Hello all. I am in the trenches of writing Fires of Rapiveshta. The third "Familiar's Tale" novel will have return of our favorite characters, and the addition of a few new characters-both good and evil. The second is very close to coming to book form once my editor Joe and I fine tune the last few chapters before he sends it to print. I long to revel in telling you about some of those characters in Tree of Bones, the second book. But we must be patient. It is a process that involves more than writing and proofing for boo boos. There is much back and forth communication between my editor and myself, though his points are more about tiny bits of editing that slip by and very minor corrections. But even he noted many times my wicked characters are the most fun and need the least the editing. The only exception to that is a new strong but good character added to the series in book 2 named Grimm Darkrunner, which I cannot wait for you to read. He is currently my editors new favorite character. But I must not say more for now. :)

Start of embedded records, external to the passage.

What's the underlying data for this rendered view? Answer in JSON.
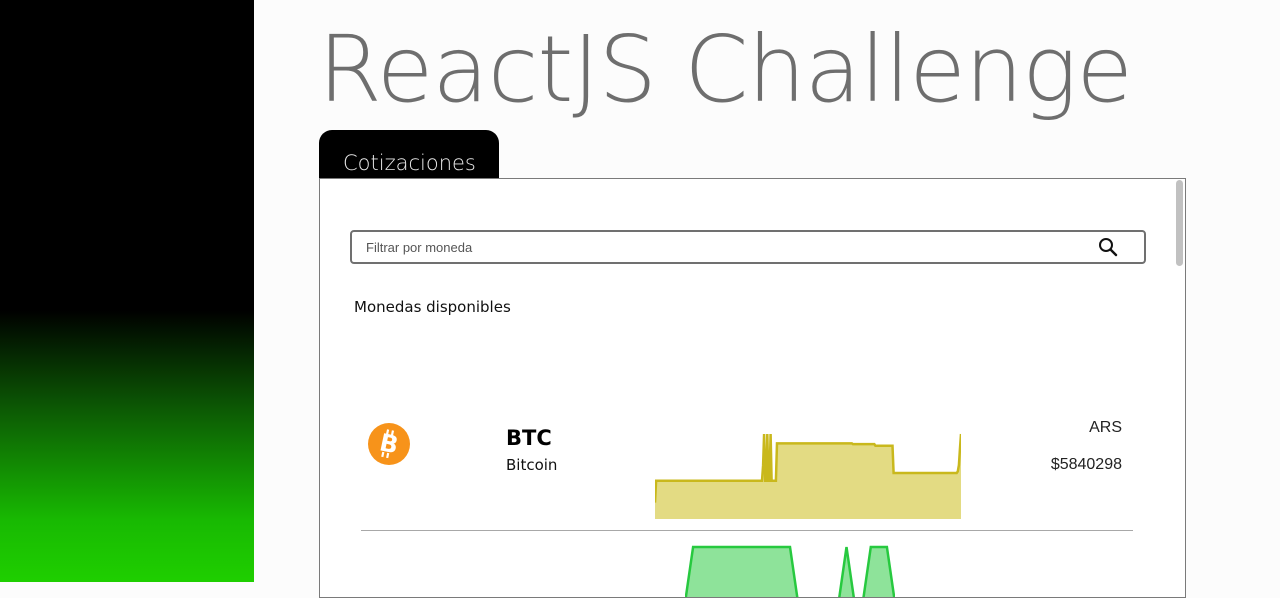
{
  "app": {
    "title": "ReactJS Challenge"
  },
  "tabs": [
    {
      "label": "Cotizaciones"
    }
  ],
  "search": {
    "placeholder": "Filtrar por moneda",
    "value": ""
  },
  "section": {
    "label": "Monedas disponibles"
  },
  "coins": [
    {
      "symbol": "BTC",
      "name": "Bitcoin",
      "icon": "bitcoin-icon",
      "currency": "ARS",
      "price": "$5840298",
      "spark_color": "#c9b81c",
      "spark_fill": "#e3db83",
      "sparkline": [
        0.12,
        0.4,
        0.4,
        0.4,
        0.4,
        0.4,
        0.4,
        0.4,
        0.4,
        0.4,
        0.4,
        0.4,
        0.4,
        0.4,
        0.4,
        0.4,
        0.4,
        0.4,
        0.4,
        0.4,
        0.4,
        0.4,
        0.4,
        0.4,
        0.4,
        0.4,
        0.4,
        0.4,
        0.4,
        0.4,
        0.4,
        0.4,
        0.4,
        0.4,
        0.4,
        0.4,
        0.4,
        0.4,
        0.4,
        0.4,
        0.4,
        0.4,
        0.4,
        0.4,
        0.4,
        0.4,
        0.4,
        0.4,
        0.4,
        0.4,
        0.4,
        0.4,
        0.4,
        0.4,
        0.4,
        0.4,
        0.4,
        0.4,
        0.4,
        0.4,
        0.4,
        0.4,
        0.4,
        0.4,
        0.4,
        0.4,
        0.4,
        0.4,
        0.4,
        0.4,
        0.4,
        0.4,
        0.4,
        0.4,
        0.4,
        0.4,
        0.4,
        0.4,
        0.4,
        0.4,
        0.4,
        0.4,
        0.4,
        0.4,
        0.4,
        0.4,
        0.4,
        0.4,
        0.4,
        0.4,
        0.4,
        0.4,
        0.4,
        0.4,
        0.4,
        0.4,
        0.4,
        0.4,
        0.4,
        0.4,
        0.4,
        0.6,
        1.0,
        0.4,
        0.4,
        1.0,
        0.4,
        0.4,
        1.0,
        0.4,
        0.4,
        0.4,
        0.4,
        0.4,
        0.88,
        0.88,
        0.88,
        0.88,
        0.88,
        0.88,
        0.88,
        0.88,
        0.88,
        0.88,
        0.88,
        0.88,
        0.88,
        0.88,
        0.88,
        0.88,
        0.88,
        0.88,
        0.88,
        0.88,
        0.88,
        0.88,
        0.88,
        0.88,
        0.88,
        0.88,
        0.88,
        0.88,
        0.88,
        0.88,
        0.88,
        0.88,
        0.88,
        0.88,
        0.88,
        0.88,
        0.88,
        0.88,
        0.88,
        0.88,
        0.88,
        0.88,
        0.88,
        0.88,
        0.88,
        0.88,
        0.88,
        0.88,
        0.88,
        0.88,
        0.88,
        0.88,
        0.88,
        0.88,
        0.88,
        0.88,
        0.88,
        0.88,
        0.88,
        0.88,
        0.88,
        0.88,
        0.88,
        0.88,
        0.88,
        0.88,
        0.88,
        0.88,
        0.88,
        0.88,
        0.88,
        0.87,
        0.87,
        0.87,
        0.87,
        0.87,
        0.87,
        0.87,
        0.87,
        0.87,
        0.87,
        0.87,
        0.87,
        0.87,
        0.87,
        0.87,
        0.87,
        0.87,
        0.87,
        0.87,
        0.87,
        0.87,
        0.85,
        0.85,
        0.85,
        0.85,
        0.85,
        0.85,
        0.85,
        0.85,
        0.85,
        0.85,
        0.85,
        0.85,
        0.85,
        0.85,
        0.85,
        0.85,
        0.85,
        0.5,
        0.5,
        0.5,
        0.5,
        0.5,
        0.5,
        0.5,
        0.5,
        0.5,
        0.5,
        0.5,
        0.5,
        0.5,
        0.5,
        0.5,
        0.5,
        0.5,
        0.5,
        0.5,
        0.5,
        0.5,
        0.5,
        0.5,
        0.5,
        0.5,
        0.5,
        0.5,
        0.5,
        0.5,
        0.5,
        0.5,
        0.5,
        0.5,
        0.5,
        0.5,
        0.5,
        0.5,
        0.5,
        0.5,
        0.5,
        0.5,
        0.5,
        0.5,
        0.5,
        0.5,
        0.5,
        0.5,
        0.5,
        0.5,
        0.5,
        0.5,
        0.5,
        0.5,
        0.5,
        0.5,
        0.5,
        0.5,
        0.5,
        0.5,
        0.5,
        0.52,
        0.6,
        0.8,
        1.0
      ]
    },
    {
      "spark_color": "#27c93f",
      "spark_fill": "#8ee39a",
      "sparkline": [
        0.0,
        1.0,
        1.0,
        1.0,
        1.0,
        1.0,
        1.0,
        1.0,
        1.0,
        1.0,
        1.0,
        1.0,
        1.0,
        1.0,
        0.0,
        0.0,
        0.0,
        0.0,
        0.0,
        0.0,
        1.0,
        0.0,
        0.0,
        1.0,
        1.0,
        1.0,
        0.0
      ]
    }
  ]
}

It is strange that despite my objective of writing fantasy where good triumphs and even kicks ass, I always have more fun with my "wicked" characters and they are the easiest for me to write as well.
I hope that does not reflect something bad about my "character." I also hate it when the good guys are too passive. Heroes should never be wimps. What's your opinion?
Still, starting a novel is the toughest thing, even though the whole book is in your head- like mine often are. Whole chapters of my story flood through my mind complete with dialogue, technicolor with cool special effects and a stimulating soundtrack. But it is those first words, that portion in the genesis of the novel that will hopefully bind the reader to continue, is hardest for me to formulate to my satisfaction. I am never happy with it, no matter what. It can get depressing-and as a writer depression is always ever looming.
Still, I feel that once I can get through the first chapter, it gets easier, and past chapter three I am on a roll. Then I go into hyper drive for several chapters. I never start any book without knowing exactly how it will end, and once I know what the last dialogue or scene is in my head, it all flows like a river. With Familiar's Tale, I know how the entire series of four books will play out and the fate of almost all my characters. I find that a few are in flux, not fixed in the storyline's fates, but there is usually a reason for that. It will open to me when it is ready.
Back to work. It is raining outside and I have my third cup of coffee. Time to write.